Dataset rows describing interfaces
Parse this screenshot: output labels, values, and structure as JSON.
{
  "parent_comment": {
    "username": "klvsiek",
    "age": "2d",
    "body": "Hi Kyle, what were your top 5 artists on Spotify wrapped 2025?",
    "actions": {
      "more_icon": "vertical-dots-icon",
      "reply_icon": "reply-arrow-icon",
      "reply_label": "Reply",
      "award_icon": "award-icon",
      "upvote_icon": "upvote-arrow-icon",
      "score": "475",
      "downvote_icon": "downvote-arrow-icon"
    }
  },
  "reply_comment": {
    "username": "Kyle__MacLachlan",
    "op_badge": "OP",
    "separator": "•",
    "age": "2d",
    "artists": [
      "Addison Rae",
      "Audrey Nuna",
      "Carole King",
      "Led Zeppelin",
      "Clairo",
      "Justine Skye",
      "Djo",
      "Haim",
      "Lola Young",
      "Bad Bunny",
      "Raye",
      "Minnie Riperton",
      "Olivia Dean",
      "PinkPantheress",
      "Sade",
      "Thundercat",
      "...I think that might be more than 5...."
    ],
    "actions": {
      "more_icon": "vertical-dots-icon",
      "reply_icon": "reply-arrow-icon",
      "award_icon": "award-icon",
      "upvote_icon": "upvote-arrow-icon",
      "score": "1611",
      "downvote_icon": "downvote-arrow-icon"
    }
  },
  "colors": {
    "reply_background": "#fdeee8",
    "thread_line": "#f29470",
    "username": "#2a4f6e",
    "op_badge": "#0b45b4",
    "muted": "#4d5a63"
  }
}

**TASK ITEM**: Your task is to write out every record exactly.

**RESPONSE AREA**:
Parse this screenshot: output labels, values, and structure as JSON.
{
  "parent_comment": {
    "username": "klvsiek",
    "age": "2d",
    "body": "Hi Kyle, what were your top 5 artists on Spotify wrapped 2025?",
    "actions": {
      "more_icon": "vertical-dots-icon",
      "reply_icon": "reply-arrow-icon",
      "reply_label": "Reply",
      "award_icon": "award-icon",
      "upvote_icon": "upvote-arrow-icon",
      "score": "475",
      "downvote_icon": "downvote-arrow-icon"
    }
  },
  "reply_comment": {
    "username": "Kyle__MacLachlan",
    "op_badge": "OP",
    "separator": "•",
    "age": "2d",
    "artists": [
      "Addison Rae",
      "Audrey Nuna",
      "Carole King",
      "Led Zeppelin",
      "Clairo",
      "Justine Skye",
      "Djo",
      "Haim",
      "Lola Young",
      "Bad Bunny",
      "Raye",
      "Minnie Riperton",
      "Olivia Dean",
      "PinkPantheress",
      "Sade",
      "Thundercat",
      "...I think that might be more than 5...."
    ],
    "actions": {
      "more_icon": "vertical-dots-icon",
      "reply_icon": "reply-arrow-icon",
      "award_icon": "award-icon",
      "upvote_icon": "upvote-arrow-icon",
      "score": "1611",
      "downvote_icon": "downvote-arrow-icon"
    }
  },
  "colors": {
    "reply_background": "#fdeee8",
    "thread_line": "#f29470",
    "username": "#2a4f6e",
    "op_badge": "#0b45b4",
    "muted": "#4d5a63"
  }
}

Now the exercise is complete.